Your task is to give the data again, exactly, with every line intact.
────────
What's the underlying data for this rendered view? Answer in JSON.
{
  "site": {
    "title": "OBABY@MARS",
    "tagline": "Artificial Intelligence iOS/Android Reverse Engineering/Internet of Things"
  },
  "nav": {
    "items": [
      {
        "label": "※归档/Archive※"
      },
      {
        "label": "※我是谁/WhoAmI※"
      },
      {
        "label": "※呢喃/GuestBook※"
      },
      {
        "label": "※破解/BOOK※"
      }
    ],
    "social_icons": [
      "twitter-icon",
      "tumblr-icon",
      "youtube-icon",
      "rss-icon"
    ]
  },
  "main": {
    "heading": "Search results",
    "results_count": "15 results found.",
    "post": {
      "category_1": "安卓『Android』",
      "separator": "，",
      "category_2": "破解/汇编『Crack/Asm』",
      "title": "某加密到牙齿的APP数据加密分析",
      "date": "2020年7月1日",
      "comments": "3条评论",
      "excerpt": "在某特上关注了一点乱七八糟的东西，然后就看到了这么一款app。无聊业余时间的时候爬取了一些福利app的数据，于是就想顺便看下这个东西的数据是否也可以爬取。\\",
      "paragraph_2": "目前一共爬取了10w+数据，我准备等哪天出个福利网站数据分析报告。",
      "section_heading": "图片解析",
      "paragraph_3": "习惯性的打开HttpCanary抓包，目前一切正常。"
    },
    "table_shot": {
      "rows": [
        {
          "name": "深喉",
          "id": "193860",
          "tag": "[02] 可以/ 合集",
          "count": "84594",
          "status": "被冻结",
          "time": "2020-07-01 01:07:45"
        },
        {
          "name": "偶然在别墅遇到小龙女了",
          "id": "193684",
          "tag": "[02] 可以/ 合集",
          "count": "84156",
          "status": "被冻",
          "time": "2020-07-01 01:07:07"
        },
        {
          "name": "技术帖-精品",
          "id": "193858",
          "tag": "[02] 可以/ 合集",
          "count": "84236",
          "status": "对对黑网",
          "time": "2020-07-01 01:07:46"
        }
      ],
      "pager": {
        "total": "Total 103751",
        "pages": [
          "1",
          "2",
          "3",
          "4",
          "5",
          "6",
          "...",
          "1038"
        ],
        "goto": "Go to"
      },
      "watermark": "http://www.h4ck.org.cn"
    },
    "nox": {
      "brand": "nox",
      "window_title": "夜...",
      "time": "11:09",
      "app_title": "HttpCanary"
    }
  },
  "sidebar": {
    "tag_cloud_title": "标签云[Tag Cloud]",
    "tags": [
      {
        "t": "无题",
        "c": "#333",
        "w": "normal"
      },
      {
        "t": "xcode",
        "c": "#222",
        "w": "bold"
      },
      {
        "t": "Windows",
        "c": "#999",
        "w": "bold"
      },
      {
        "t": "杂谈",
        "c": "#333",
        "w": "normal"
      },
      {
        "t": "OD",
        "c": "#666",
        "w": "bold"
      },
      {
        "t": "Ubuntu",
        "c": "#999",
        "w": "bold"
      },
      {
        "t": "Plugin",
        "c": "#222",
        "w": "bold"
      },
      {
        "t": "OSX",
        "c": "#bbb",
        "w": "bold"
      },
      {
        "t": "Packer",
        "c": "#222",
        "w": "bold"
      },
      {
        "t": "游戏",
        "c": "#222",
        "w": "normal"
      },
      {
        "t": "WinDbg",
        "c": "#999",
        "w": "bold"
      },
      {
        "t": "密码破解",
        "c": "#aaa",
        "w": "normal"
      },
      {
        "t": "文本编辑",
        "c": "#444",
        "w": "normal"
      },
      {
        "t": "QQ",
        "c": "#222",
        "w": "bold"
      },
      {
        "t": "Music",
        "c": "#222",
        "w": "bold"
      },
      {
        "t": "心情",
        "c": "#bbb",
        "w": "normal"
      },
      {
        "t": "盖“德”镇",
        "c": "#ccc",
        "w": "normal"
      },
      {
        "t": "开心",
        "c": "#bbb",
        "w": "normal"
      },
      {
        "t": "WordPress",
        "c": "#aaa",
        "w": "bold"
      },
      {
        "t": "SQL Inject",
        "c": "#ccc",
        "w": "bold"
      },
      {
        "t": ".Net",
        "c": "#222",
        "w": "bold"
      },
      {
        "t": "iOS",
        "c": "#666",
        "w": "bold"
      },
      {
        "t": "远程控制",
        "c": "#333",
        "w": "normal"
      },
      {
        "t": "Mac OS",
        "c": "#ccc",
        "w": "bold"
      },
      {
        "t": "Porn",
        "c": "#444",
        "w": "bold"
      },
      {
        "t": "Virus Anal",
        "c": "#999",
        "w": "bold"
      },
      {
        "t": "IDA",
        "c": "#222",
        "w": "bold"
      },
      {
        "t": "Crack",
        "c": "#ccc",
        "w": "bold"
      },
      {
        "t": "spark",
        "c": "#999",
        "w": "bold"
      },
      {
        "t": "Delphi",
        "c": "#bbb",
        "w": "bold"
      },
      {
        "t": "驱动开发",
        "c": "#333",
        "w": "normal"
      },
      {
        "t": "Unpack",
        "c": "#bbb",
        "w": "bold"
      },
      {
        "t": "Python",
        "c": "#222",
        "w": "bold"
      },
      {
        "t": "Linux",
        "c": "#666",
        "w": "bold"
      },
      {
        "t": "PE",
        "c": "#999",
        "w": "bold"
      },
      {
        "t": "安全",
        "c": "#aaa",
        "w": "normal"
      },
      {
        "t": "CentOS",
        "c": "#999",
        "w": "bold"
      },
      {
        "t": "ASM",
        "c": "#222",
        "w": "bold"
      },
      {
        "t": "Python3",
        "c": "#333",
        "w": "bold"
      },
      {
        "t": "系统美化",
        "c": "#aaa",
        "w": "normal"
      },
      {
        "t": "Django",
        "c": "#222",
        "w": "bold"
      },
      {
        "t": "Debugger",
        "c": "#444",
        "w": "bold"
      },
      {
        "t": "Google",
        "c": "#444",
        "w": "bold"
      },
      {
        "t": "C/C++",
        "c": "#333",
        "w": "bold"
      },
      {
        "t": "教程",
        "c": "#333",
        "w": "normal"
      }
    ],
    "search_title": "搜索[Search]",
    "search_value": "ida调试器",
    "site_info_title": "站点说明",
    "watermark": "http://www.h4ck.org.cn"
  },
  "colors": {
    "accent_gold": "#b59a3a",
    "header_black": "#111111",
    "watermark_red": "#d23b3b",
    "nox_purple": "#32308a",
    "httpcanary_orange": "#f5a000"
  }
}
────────
▶ [Answer to the problem]:
What's the underlying data for this rendered view? Answer in JSON.
{
  "site": {
    "title": "OBABY@MARS",
    "tagline": "Artificial Intelligence iOS/Android Reverse Engineering/Internet of Things"
  },
  "nav": {
    "items": [
      {
        "label": "※归档/Archive※"
      },
      {
        "label": "※我是谁/WhoAmI※"
      },
      {
        "label": "※呢喃/GuestBook※"
      },
      {
        "label": "※破解/BOOK※"
      }
    ],
    "social_icons": [
      "twitter-icon",
      "tumblr-icon",
      "youtube-icon",
      "rss-icon"
    ]
  },
  "main": {
    "heading": "Search results",
    "results_count": "15 results found.",
    "post": {
      "category_1": "安卓『Android』",
      "separator": "，",
      "category_2": "破解/汇编『Crack/Asm』",
      "title": "某加密到牙齿的APP数据加密分析",
      "date": "2020年7月1日",
      "comments": "3条评论",
      "excerpt": "在某特上关注了一点乱七八糟的东西，然后就看到了这么一款app。无聊业余时间的时候爬取了一些福利app的数据，于是就想顺便看下这个东西的数据是否也可以爬取。\\",
      "paragraph_2": "目前一共爬取了10w+数据，我准备等哪天出个福利网站数据分析报告。",
      "section_heading": "图片解析",
      "paragraph_3": "习惯性的打开HttpCanary抓包，目前一切正常。"
    },
    "table_shot": {
      "rows": [
        {
          "name": "深喉",
          "id": "193860",
          "tag": "[02] 可以/ 合集",
          "count": "84594",
          "status": "被冻结",
          "time": "2020-07-01 01:07:45"
        },
        {
          "name": "偶然在别墅遇到小龙女了",
          "id": "193684",
          "tag": "[02] 可以/ 合集",
          "count": "84156",
          "status": "被冻",
          "time": "2020-07-01 01:07:07"
        },
        {
          "name": "技术帖-精品",
          "id": "193858",
          "tag": "[02] 可以/ 合集",
          "count": "84236",
          "status": "对对黑网",
          "time": "2020-07-01 01:07:46"
        }
      ],
      "pager": {
        "total": "Total 103751",
        "pages": [
          "1",
          "2",
          "3",
          "4",
          "5",
          "6",
          "...",
          "1038"
        ],
        "goto": "Go to"
      },
      "watermark": "http://www.h4ck.org.cn"
    },
    "nox": {
      "brand": "nox",
      "window_title": "夜...",
      "time": "11:09",
      "app_title": "HttpCanary"
    }
  },
  "sidebar": {
    "tag_cloud_title": "标签云[Tag Cloud]",
    "tags": [
      {
        "t": "无题",
        "c": "#333",
        "w": "normal"
      },
      {
        "t": "xcode",
        "c": "#222",
        "w": "bold"
      },
      {
        "t": "Windows",
        "c": "#999",
        "w": "bold"
      },
      {
        "t": "杂谈",
        "c": "#333",
        "w": "normal"
      },
      {
        "t": "OD",
        "c": "#666",
        "w": "bold"
      },
      {
        "t": "Ubuntu",
        "c": "#999",
        "w": "bold"
      },
      {
        "t": "Plugin",
        "c": "#222",
        "w": "bold"
      },
      {
        "t": "OSX",
        "c": "#bbb",
        "w": "bold"
      },
      {
        "t": "Packer",
        "c": "#222",
        "w": "bold"
      },
      {
        "t": "游戏",
        "c": "#222",
        "w": "normal"
      },
      {
        "t": "WinDbg",
        "c": "#999",
        "w": "bold"
      },
      {
        "t": "密码破解",
        "c": "#aaa",
        "w": "normal"
      },
      {
        "t": "文本编辑",
        "c": "#444",
        "w": "normal"
      },
      {
        "t": "QQ",
        "c": "#222",
        "w": "bold"
      },
      {
        "t": "Music",
        "c": "#222",
        "w": "bold"
      },
      {
        "t": "心情",
        "c": "#bbb",
        "w": "normal"
      },
      {
        "t": "盖“德”镇",
        "c": "#ccc",
        "w": "normal"
      },
      {
        "t": "开心",
        "c": "#bbb",
        "w": "normal"
      },
      {
        "t": "WordPress",
        "c": "#aaa",
        "w": "bold"
      },
      {
        "t": "SQL Inject",
        "c": "#ccc",
        "w": "bold"
      },
      {
        "t": ".Net",
        "c": "#222",
        "w": "bold"
      },
      {
        "t": "iOS",
        "c": "#666",
        "w": "bold"
      },
      {
        "t": "远程控制",
        "c": "#333",
        "w": "normal"
      },
      {
        "t": "Mac OS",
        "c": "#ccc",
        "w": "bold"
      },
      {
        "t": "Porn",
        "c": "#444",
        "w": "bold"
      },
      {
        "t": "Virus Anal",
        "c": "#999",
        "w": "bold"
      },
      {
        "t": "IDA",
        "c": "#222",
        "w": "bold"
      },
      {
        "t": "Crack",
        "c": "#ccc",
        "w": "bold"
      },
      {
        "t": "spark",
        "c": "#999",
        "w": "bold"
      },
      {
        "t": "Delphi",
        "c": "#bbb",
        "w": "bold"
      },
      {
        "t": "驱动开发",
        "c": "#333",
        "w": "normal"
      },
      {
        "t": "Unpack",
        "c": "#bbb",
        "w": "bold"
      },
      {
        "t": "Python",
        "c": "#222",
        "w": "bold"
      },
      {
        "t": "Linux",
        "c": "#666",
        "w": "bold"
      },
      {
        "t": "PE",
        "c": "#999",
        "w": "bold"
      },
      {
        "t": "安全",
        "c": "#aaa",
        "w": "normal"
      },
      {
        "t": "CentOS",
        "c": "#999",
        "w": "bold"
      },
      {
        "t": "ASM",
        "c": "#222",
        "w": "bold"
      },
      {
        "t": "Python3",
        "c": "#333",
        "w": "bold"
      },
      {
        "t": "系统美化",
        "c": "#aaa",
        "w": "normal"
      },
      {
        "t": "Django",
        "c": "#222",
        "w": "bold"
      },
      {
        "t": "Debugger",
        "c": "#444",
        "w": "bold"
      },
      {
        "t": "Google",
        "c": "#444",
        "w": "bold"
      },
      {
        "t": "C/C++",
        "c": "#333",
        "w": "bold"
      },
      {
        "t": "教程",
        "c": "#333",
        "w": "normal"
      }
    ],
    "search_title": "搜索[Search]",
    "search_value": "ida调试器",
    "site_info_title": "站点说明",
    "watermark": "http://www.h4ck.org.cn"
  },
  "colors": {
    "accent_gold": "#b59a3a",
    "header_black": "#111111",
    "watermark_red": "#d23b3b",
    "nox_purple": "#32308a",
    "httpcanary_orange": "#f5a000"
  }
}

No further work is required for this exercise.